* [SOURCE INFORMATION]:
== == ==

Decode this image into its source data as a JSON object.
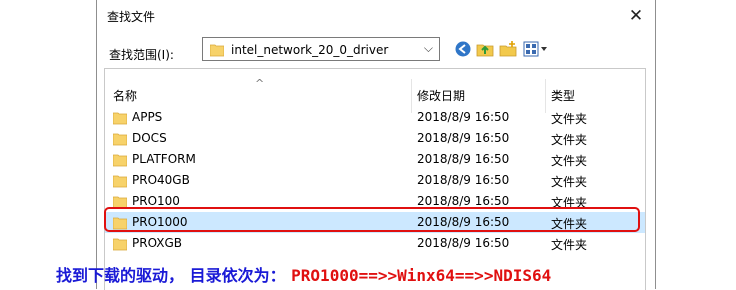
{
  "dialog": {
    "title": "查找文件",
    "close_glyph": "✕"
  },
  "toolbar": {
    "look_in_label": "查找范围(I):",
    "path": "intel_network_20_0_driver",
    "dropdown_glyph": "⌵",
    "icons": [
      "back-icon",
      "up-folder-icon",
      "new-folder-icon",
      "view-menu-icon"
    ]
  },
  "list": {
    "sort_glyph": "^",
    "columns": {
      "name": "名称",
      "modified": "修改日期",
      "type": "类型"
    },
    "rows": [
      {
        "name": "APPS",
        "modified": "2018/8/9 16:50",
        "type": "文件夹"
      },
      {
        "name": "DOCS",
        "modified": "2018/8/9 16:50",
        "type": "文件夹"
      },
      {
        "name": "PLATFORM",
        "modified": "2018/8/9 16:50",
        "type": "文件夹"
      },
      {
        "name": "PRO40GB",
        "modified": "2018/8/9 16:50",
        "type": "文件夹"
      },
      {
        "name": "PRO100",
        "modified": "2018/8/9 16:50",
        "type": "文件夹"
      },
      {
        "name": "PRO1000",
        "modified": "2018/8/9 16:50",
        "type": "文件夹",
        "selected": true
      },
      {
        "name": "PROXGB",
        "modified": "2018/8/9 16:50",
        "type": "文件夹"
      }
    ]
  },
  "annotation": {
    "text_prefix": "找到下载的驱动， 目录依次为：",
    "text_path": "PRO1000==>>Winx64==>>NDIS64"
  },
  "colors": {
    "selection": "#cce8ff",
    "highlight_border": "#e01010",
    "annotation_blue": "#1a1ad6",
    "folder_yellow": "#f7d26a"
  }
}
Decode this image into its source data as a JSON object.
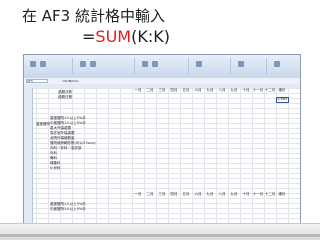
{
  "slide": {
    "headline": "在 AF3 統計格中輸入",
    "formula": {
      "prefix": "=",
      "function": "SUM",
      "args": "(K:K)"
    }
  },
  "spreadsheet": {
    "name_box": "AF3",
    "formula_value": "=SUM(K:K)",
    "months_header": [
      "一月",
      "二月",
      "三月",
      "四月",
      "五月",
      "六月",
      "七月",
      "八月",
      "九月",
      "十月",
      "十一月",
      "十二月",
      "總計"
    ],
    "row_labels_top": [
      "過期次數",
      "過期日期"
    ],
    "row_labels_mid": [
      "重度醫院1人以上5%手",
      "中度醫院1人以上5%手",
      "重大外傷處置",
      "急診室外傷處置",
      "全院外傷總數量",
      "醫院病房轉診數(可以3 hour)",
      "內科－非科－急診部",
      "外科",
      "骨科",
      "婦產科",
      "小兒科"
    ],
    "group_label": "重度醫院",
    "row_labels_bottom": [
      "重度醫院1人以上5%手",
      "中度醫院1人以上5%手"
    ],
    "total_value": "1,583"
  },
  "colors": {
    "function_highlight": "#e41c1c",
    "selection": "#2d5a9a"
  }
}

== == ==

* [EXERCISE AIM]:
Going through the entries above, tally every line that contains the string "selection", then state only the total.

* [ANSWER AREA]:
2